I am an agent
December 16, 2010 § Leave a comment
Wordcount is a fascinating site. It presents a searchable corpus of 88 odd thousand words in English ranked with respect to frequency. The data is based on the British National Corpus whch is made from both written and spoken texts of all types. Wordcount includes all words that appear there twice. Being obsessed with pronouns, I had a look through their stats:
Of course it is not so easy to compare these forms. The leftmost column contains subject forms, but of course, the form you is an extreme multitasker. Without context it can be singular or plural, it can be subject or object, or be governed by a preposition.
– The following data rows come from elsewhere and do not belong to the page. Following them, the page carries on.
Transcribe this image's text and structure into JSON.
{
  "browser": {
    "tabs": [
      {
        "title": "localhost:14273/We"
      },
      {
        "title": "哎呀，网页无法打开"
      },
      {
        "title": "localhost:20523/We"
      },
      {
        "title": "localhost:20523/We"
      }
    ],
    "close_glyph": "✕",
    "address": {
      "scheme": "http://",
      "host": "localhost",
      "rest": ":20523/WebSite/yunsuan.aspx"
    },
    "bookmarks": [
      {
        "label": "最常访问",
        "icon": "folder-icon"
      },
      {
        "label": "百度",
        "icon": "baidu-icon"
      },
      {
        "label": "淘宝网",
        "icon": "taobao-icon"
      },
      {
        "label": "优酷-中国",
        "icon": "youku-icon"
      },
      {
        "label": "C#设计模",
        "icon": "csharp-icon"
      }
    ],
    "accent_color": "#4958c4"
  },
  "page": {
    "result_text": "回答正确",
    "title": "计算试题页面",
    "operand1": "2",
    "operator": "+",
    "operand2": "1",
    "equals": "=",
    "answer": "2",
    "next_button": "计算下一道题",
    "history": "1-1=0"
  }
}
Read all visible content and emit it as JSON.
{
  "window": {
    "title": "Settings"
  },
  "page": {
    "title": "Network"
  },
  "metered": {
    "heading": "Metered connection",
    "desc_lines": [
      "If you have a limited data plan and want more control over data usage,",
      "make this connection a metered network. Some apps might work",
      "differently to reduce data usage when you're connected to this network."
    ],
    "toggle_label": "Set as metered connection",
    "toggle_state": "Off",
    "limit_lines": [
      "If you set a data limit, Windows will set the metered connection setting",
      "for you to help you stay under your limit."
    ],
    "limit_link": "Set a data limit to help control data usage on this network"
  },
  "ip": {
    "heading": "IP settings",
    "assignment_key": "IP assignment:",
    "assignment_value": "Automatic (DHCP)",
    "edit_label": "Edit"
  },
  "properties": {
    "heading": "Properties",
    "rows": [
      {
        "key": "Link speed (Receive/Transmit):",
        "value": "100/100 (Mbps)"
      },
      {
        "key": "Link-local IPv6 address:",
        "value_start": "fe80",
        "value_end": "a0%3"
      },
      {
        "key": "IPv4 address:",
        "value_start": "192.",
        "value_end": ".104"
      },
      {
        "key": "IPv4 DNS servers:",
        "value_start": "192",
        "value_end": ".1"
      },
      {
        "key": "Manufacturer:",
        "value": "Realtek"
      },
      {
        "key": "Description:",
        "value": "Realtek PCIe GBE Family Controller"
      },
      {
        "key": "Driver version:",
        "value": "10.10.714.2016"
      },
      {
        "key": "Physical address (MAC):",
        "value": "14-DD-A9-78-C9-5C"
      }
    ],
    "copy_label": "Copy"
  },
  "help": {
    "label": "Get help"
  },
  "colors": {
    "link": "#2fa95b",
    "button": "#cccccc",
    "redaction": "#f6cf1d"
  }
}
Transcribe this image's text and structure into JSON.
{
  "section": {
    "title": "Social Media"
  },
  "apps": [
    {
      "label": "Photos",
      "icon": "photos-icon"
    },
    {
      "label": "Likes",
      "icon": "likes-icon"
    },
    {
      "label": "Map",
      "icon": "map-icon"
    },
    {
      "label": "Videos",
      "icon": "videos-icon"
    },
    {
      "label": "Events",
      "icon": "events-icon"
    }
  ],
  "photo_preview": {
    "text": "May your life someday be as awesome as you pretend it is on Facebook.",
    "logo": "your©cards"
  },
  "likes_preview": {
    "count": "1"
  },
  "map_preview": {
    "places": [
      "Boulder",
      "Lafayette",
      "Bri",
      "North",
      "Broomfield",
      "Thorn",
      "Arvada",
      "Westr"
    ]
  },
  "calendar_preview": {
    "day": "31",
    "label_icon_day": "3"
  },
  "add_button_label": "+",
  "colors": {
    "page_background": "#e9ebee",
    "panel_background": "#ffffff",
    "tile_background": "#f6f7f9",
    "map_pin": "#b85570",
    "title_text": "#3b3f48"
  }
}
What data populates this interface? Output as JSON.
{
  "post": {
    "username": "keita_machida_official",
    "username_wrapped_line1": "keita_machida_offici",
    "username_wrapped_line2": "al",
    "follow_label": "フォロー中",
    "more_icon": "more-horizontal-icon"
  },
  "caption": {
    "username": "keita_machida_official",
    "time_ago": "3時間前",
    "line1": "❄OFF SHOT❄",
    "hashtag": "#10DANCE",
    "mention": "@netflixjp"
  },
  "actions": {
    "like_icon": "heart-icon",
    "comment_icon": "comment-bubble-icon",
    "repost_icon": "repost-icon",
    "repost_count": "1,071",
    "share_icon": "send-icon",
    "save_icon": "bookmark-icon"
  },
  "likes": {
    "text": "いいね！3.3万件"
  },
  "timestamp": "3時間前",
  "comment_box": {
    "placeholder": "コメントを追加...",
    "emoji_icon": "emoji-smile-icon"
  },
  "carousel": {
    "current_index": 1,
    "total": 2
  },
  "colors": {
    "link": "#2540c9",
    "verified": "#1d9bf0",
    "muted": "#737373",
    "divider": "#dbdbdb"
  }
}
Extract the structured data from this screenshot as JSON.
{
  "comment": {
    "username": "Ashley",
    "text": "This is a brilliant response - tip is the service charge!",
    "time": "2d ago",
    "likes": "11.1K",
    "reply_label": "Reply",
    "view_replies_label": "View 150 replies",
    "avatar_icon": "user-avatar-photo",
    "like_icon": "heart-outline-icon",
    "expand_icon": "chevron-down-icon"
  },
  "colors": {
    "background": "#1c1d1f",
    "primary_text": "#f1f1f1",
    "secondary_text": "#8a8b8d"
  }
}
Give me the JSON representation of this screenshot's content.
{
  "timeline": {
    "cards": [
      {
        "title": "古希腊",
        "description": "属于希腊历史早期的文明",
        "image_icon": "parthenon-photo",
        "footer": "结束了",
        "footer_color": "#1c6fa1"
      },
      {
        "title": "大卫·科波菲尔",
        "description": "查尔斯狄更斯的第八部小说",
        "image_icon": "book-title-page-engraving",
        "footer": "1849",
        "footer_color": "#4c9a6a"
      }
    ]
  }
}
Likewise, the second column is largely those that are object/oblique forms (i.e. follow a pronoun), but her does all that and takes care of possession too.
We also have to remember that when writing or speaking about ourselves, we really have little other choice than selecting the appropriate first person pronoun, as it is not deemed appropriate to speak of ourselves in the first person, and only restricted genres such as academic text types to select a commoun noun as our reference ….. the author of this study, their also limited ways of avoiding second person pronouns. This would account for the high rank of you especially given its polysemy. We can only exchange this pronoun for proper nouns when managing reference. Third person pronouns are more likely to be used interchangeably with full noun phrases, so the ranking of he as 15 masks the fact that the proportion of subjects which are third person is probably much higher than first and second. It is interesting to note though that when pronouns are used as subjects in the the third person, such subjects tend to be masculine. Women being talked about seem far less likely to be in subject position! (And are perhaps talked about as objects of both verbs and prepositions and perhaps possessors by the looks of it.) The opposite appears to be true for first person in that the subject form far outweighs the non-subject form me. Our preference for talking about ourselves as subjects suggests that we see ourselves as agents and experiencers (of cognitive verbs) more than objects worked upon by others.